Originally published on July 25, 2014, at NationofChange.org
Blaming Russia for the deaths of the 298 passengers aboard Malaysian Airlines Flight MH17, including 10 passengers from the UK, the British government has announced a public inquiry into poisoned former Russian spy Alexander Litvinenko. Seeking justice for her husband’s murder, Marina Litvinenko has met resistance from the British government until recent actions in the Ukraine and deteriorating diplomatic relations with Russia.

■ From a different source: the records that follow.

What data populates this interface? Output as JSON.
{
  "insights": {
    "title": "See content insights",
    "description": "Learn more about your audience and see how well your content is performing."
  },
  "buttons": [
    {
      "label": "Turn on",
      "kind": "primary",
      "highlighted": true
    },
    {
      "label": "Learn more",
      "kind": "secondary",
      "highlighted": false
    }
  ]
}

While investigating the assassination of investigative journalist Anna Politkovskaya, former FSB agent Litvinenko met with three former KGB officers at the Millennium Hotel in London on November 1, 2006. Forensic evidence has revealed Litvinenko’s teacup had been poisoned with the radioactive isotope, polonium-210. Enduring intense agony, Litvinenko entered a hospital and eventually died of heart failure 22 days later.
Before his death, Litvinenko revealed the names of his killers: Andrei Lugovoi and Dmitry Kovtun, the former KGB officers who had tea with him, and Vladimir Putin, the man who had ordered his execution.
In 1988, Litvinenko entered the KGB as a counter-intelligence officer. When the KGB disbanded and later reformed into the FSB, he was assigned to investigating organized crime in Moscow. After uncovering rampant police corruption tied to the Russian mafia and international drug trafficking, Litvinenko suspiciously received orders to assassinate an oligarch named Boris Berezovsky.
Instead of killing their target, Litvinenko and his team warned Berezovsky of the plot against him. After complaining to the Prosecutor-General, Litvinenko and his men received suspensions from the FSB. In 1998, Litvinenko and his fellow officers held a press conference revealing several FSB plots against perceived political opponents.
The FSB fired Litvinenko and arrested him for exceeding his authority. Acquitted in 1999, he was re-arrested again until the charges were dismissed in 2000. Facing a third arrest, Litvinenko secretly fled his homeland and eventually ended up with his wife in London seeking political asylum.
In 2001, Litvinenko wrote “Blowing Up Russia” and accused the FSB of carrying out the apartment bombings that left 293 dead while blaming Chechen rebels for the attacks. In his book, Litvinenko names the FSB officers responsible for the bombings and details how the bombs were planted to justify a second war with Chechnya. He also wrote that Vladimir Putin was a pedophile who had covered up drug trafficking and rare metal smuggling before his promotion to Director of the FSB.
On October 7, 2006, investigative reporter Anna Politkovskaya was shot to death in her apartment building in Moscow. She had been writing a book exposing Putin’s political corruption and Chechen war crimes committed by the FSB. As a coincidence or a message, October 7 is President Putin’s birthday.
Investigating the murder of his friend, Litvinenko reached out to his old KGB contacts. Meeting with former KGB officers Andrei Lugovoi and Dmitry Kovtun, he voiced concerns that Putin had been responsible for her assassination. They agreed to meet again at the Millennium Hotel on November 1.
At the ill-fated meeting, they introduced Litvinenko to a third former KGB agent, Vyacheslav Sokolenko. Contaminated with polonium-210, Litvinenko’s teacup was used to administer the poison. After falling violently ill, Litvinenko entered a hospital where doctors eventually diagnosed him with radiation sickness.
Polonium-210 is an extremely rare radioactive isotope made in nuclear reactors. 97% of the production of polonium-210 occurs within Russia. Because of its scarceness, doctors do not test for it as a possible poison and is therefore much more difficult to detect.
German investigators found traces of polonium-210 at Kovtun’s former mother-in-law’s house. He slept on her couch before flying to London to meet with Litvinenko. They also found traces of the radioactive isotope in his car.
After detecting no radiation on the bus ticket Litvinenko purchased to arrive at the meeting, British investigators checked the hotel discovering large traces on his teacup.
Kovtun and Lugovoi fled to Russia and received treatment for radiation poisoning. They have denied murdering Litvinenko even though the radiation trail leads directly to them. Russia’s refusal to extradite the murder suspects has strained diplomatic relations with the UK. Instead of facing charges in a Russian court, Lugovoi has received immunity from prosecution by becoming a member of the State Duma.
Walter Litvinenko remembered his son repeating the names of his assassins in the final days before his death: “Andrei Lugovoi and Dmitry Kovtun poisoned me, I trusted them, and they deceived me.”